Before my oldest started potty training, I considered using a reward chart, but after much thought, I decided to give it a try without creating a girded poster size board. And we got through it! Actually, what it taught her was self-motivation and realizing she accomplished this feat (the most complicated to date) based on her own drive. She was enthusiastic about the process, sought our encouragement, and was content reenacting the song and dance routine we created after every successful trip. Her enthusiasm reminded me of one of Ralph Waldo Emerson’s most famous quote: “Nothing great was ever achieved without enthusiasm.” The thought of receiving, or more importantly expecting, a gift when she accomplished this feat was not even on the radar.
Reward Charts at Home
I respect the idea of the reward chart as a tool to assist some kids with difficult feats, such as potty training and as a stepping stone for achieving other goals and initializing good habits. However, if the chart is not enforced diligently, which at times is difficult while juggling life, the principle of the reward chart becomes lost. Instead of enhancing communication, for example helping and being involved with a child’s homework, we might depend on the chart as a shortcut. “Have you finished your homework? Then put a sticker on your chart.” Also, as I have seen children grow older, I have noticed that they are more inclined to do a chore they dislike, for example mowing the lawn, quickly and sloppily for the value of the reward. If we took away the incentive, would our child still mow the lawn without a contingency and forgo helping the family unit to watch television, for example? Instead of creating a solution, is the reward chart teaching that every action is to be rewarded? It seems that consistently enacting this tool will teach kids to expect something in return when they accomplish a task, whether it is a chore, academic goal, or good behavior. And what happens when a sticker is not enough? Will they seek toys, electronics, expensive clothes, or eventually money?
Reward Charts at School
As a new school year begins, the reward chart has me thinking of another common location where it is located – the classroom. In a way, could the number of stickers next to your name define you as a “good” or “bad” kid? In retrospect, I recall by the time second grade came along, students were identified as one or the other. It seemed that those students who had constantly bad days in the first few years seemed to carry the stigma and a reputation based on how many round yellow happy faces followed their name. The reality is that, just like adults, kids have their off days, they go through stages, and really every day during those critical years are tough, and it is up to parents, family, and teachers to guide them through every stage of childhood. And when a child has consistent bad days, I would imagine viewing his lack of stickers would only remind him of what he has not accomplished, in lieu of starting each day fresh with a new start. I wonder now how many of those kids no longer tried to be “good” because they felt behind, overwhelmed, or on the teacher’s radar more so than another child. Could the reward chart actually be considered a punishment, a reminder of what not was accomplished instead of focusing on the student’s need? And, could the reward chart focus on bad behavior and stop rewarding good acts? Also if we do not reward and acknowledge every good feat, will a child feel they did something wrong?
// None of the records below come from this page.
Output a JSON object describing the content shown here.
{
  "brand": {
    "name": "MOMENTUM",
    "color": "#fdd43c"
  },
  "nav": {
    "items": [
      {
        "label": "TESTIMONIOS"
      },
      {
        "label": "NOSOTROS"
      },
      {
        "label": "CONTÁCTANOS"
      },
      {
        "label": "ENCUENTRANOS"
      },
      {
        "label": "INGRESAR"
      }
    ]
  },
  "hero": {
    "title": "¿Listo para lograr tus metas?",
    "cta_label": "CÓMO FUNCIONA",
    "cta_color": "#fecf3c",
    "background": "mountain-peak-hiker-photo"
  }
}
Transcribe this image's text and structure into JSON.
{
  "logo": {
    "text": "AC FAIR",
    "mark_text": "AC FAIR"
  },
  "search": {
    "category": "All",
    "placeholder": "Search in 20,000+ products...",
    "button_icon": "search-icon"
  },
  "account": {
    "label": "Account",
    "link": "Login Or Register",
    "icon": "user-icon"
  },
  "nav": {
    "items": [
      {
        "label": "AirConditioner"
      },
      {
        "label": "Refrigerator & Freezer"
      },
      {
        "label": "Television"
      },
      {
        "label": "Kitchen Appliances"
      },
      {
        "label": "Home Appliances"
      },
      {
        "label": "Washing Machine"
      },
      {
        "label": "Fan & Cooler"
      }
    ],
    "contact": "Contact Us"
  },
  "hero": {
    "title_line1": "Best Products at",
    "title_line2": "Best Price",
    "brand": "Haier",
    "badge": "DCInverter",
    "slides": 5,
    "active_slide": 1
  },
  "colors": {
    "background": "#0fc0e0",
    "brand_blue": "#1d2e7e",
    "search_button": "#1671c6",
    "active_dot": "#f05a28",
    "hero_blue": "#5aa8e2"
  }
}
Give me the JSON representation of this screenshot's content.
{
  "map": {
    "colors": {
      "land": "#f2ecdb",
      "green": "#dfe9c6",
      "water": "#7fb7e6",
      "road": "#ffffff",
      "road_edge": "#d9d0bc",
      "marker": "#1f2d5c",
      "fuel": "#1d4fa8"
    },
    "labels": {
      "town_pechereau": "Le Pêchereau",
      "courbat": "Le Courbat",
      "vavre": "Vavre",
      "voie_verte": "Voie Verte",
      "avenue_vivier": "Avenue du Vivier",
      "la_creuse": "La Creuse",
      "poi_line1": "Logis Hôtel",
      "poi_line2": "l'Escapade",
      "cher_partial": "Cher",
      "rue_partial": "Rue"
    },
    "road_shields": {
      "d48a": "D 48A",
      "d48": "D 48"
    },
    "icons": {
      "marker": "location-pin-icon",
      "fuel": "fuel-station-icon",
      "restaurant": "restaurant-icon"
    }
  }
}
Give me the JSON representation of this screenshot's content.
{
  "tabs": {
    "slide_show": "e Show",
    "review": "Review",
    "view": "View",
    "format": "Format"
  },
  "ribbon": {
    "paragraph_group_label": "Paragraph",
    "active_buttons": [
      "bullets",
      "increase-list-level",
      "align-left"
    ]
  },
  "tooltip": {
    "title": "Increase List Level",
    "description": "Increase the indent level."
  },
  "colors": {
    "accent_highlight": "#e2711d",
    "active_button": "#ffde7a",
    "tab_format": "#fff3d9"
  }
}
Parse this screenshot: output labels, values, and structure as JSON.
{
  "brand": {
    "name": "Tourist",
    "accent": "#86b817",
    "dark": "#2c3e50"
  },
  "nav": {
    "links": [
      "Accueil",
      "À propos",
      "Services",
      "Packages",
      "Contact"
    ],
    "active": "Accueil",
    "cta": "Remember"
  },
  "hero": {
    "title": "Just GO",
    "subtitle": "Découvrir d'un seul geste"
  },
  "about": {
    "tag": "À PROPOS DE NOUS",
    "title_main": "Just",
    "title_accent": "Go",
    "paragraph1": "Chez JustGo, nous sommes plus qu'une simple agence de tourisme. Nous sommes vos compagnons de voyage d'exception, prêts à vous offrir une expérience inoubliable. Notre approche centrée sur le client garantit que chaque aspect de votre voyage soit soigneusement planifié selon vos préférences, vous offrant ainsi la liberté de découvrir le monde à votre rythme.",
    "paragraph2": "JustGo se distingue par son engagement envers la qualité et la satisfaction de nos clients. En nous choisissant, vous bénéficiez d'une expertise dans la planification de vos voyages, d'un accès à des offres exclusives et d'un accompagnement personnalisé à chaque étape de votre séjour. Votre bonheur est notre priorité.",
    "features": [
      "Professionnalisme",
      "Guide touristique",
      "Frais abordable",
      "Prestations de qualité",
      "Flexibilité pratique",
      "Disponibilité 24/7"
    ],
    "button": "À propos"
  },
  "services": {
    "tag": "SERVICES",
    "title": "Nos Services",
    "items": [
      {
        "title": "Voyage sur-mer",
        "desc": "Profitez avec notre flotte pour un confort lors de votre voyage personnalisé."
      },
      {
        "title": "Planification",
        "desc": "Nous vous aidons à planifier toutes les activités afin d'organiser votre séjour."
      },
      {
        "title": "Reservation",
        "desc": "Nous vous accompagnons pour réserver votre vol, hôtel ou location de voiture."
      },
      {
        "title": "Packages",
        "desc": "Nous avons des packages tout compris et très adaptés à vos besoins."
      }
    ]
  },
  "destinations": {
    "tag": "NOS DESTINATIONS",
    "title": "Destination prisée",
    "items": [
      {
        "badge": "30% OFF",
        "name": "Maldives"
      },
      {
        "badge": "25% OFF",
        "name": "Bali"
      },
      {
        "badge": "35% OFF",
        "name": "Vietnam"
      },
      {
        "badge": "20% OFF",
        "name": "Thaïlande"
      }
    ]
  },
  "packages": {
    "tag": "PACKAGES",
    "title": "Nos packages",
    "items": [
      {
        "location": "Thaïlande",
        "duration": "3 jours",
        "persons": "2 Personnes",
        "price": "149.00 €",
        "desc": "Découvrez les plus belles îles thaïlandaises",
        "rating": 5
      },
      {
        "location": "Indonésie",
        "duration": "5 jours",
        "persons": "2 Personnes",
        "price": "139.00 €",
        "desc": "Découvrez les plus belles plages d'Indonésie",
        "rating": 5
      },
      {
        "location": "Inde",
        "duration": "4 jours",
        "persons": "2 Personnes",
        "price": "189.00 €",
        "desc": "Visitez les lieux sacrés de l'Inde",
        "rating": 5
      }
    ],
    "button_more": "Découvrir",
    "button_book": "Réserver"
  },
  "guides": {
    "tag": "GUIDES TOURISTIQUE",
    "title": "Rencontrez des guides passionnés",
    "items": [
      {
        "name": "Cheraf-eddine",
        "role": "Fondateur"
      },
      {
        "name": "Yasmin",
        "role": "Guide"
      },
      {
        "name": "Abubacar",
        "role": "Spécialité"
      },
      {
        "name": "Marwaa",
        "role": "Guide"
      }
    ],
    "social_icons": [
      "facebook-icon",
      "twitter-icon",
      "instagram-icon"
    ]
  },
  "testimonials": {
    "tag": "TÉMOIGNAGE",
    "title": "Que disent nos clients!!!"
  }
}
An Internal Satisfaction
Teaching my kids accountability, self fulfillment, and to find motivation within to make the right decisions and achieving their goals without expectations of a reward is a daily lesson I strive to teach our children. I want them to have a desire to do their homework because it will help them get better grades and fulfill their future life goals. I want them to desire to help around the house as a sign of respect to their family members and to help our family unit as a whole. I want them to desire to help their neighbor, for example walking an elderly neighbor’s dog, because it gives them an internal satisfaction to help others, and not because they expect a compensation.